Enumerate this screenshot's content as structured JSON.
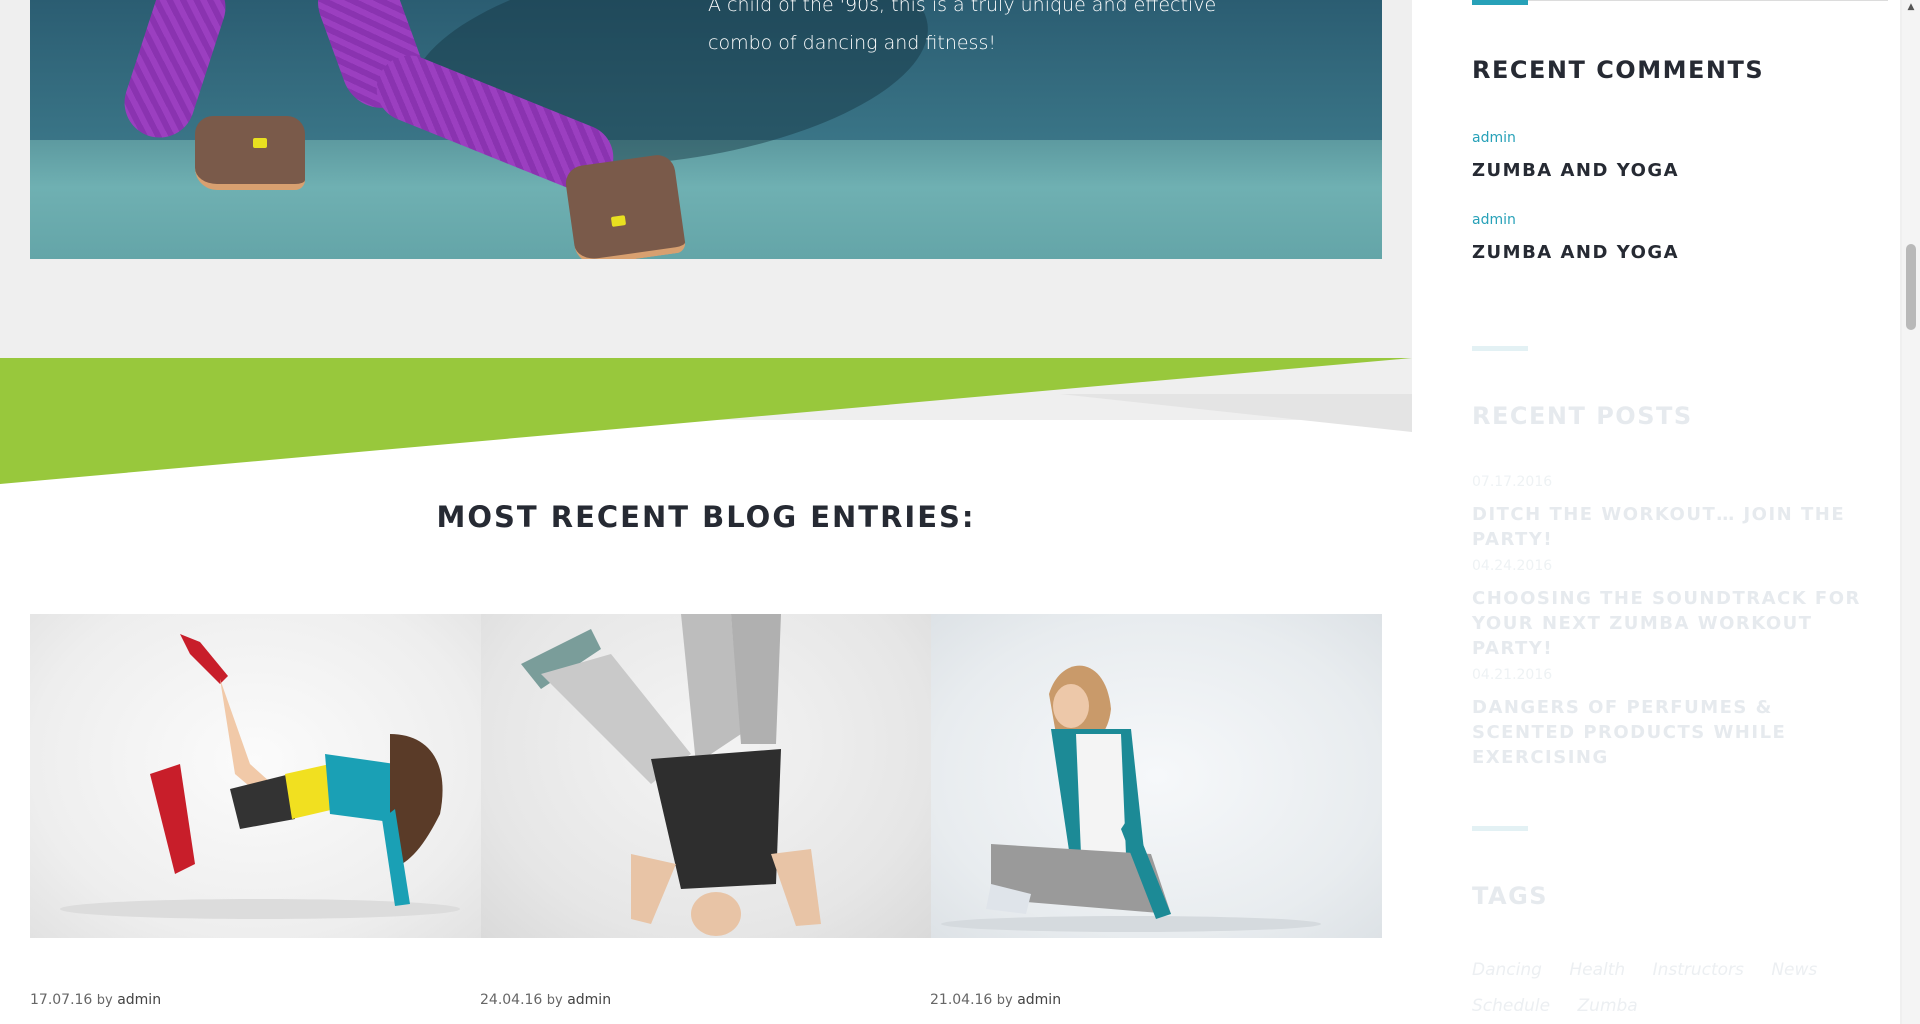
{
  "hero": {
    "text": "A child of the '90s, this is a truly unique and effective combo of dancing and fitness!"
  },
  "banner": {
    "color": "#98c83c"
  },
  "blog": {
    "heading": "MOST RECENT BLOG ENTRIES:",
    "posts": [
      {
        "date": "17.07.16",
        "by": "by",
        "author": "admin"
      },
      {
        "date": "24.04.16",
        "by": "by",
        "author": "admin"
      },
      {
        "date": "21.04.16",
        "by": "by",
        "author": "admin"
      }
    ]
  },
  "sidebar": {
    "accent_color": "#27a1b8",
    "recent_comments": {
      "title": "RECENT COMMENTS",
      "items": [
        {
          "author": "admin",
          "post": "ZUMBA AND YOGA"
        },
        {
          "author": "admin",
          "post": "ZUMBA AND YOGA"
        }
      ]
    },
    "recent_posts": {
      "title": "RECENT POSTS",
      "items": [
        {
          "date": "07.17.2016",
          "title": "DITCH THE WORKOUT… JOIN THE PARTY!"
        },
        {
          "date": "04.24.2016",
          "title": "CHOOSING THE SOUNDTRACK FOR YOUR NEXT ZUMBA WORKOUT PARTY!"
        },
        {
          "date": "04.21.2016",
          "title": "DANGERS OF PERFUMES & SCENTED PRODUCTS WHILE EXERCISING"
        }
      ]
    },
    "tags": {
      "title": "TAGS",
      "items": [
        "Dancing",
        "Health",
        "Instructors",
        "News",
        "Schedule",
        "Zumba"
      ]
    }
  }
}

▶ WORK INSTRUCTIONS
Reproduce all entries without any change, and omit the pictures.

▶ TASK ANSWER
Enumerate this screenshot's content as structured JSON.
{
  "hero": {
    "text": "A child of the '90s, this is a truly unique and effective combo of dancing and fitness!"
  },
  "banner": {
    "color": "#98c83c"
  },
  "blog": {
    "heading": "MOST RECENT BLOG ENTRIES:",
    "posts": [
      {
        "date": "17.07.16",
        "by": "by",
        "author": "admin"
      },
      {
        "date": "24.04.16",
        "by": "by",
        "author": "admin"
      },
      {
        "date": "21.04.16",
        "by": "by",
        "author": "admin"
      }
    ]
  },
  "sidebar": {
    "accent_color": "#27a1b8",
    "recent_comments": {
      "title": "RECENT COMMENTS",
      "items": [
        {
          "author": "admin",
          "post": "ZUMBA AND YOGA"
        },
        {
          "author": "admin",
          "post": "ZUMBA AND YOGA"
        }
      ]
    },
    "recent_posts": {
      "title": "RECENT POSTS",
      "items": [
        {
          "date": "07.17.2016",
          "title": "DITCH THE WORKOUT… JOIN THE PARTY!"
        },
        {
          "date": "04.24.2016",
          "title": "CHOOSING THE SOUNDTRACK FOR YOUR NEXT ZUMBA WORKOUT PARTY!"
        },
        {
          "date": "04.21.2016",
          "title": "DANGERS OF PERFUMES & SCENTED PRODUCTS WHILE EXERCISING"
        }
      ]
    },
    "tags": {
      "title": "TAGS",
      "items": [
        "Dancing",
        "Health",
        "Instructors",
        "News",
        "Schedule",
        "Zumba"
      ]
    }
  }
}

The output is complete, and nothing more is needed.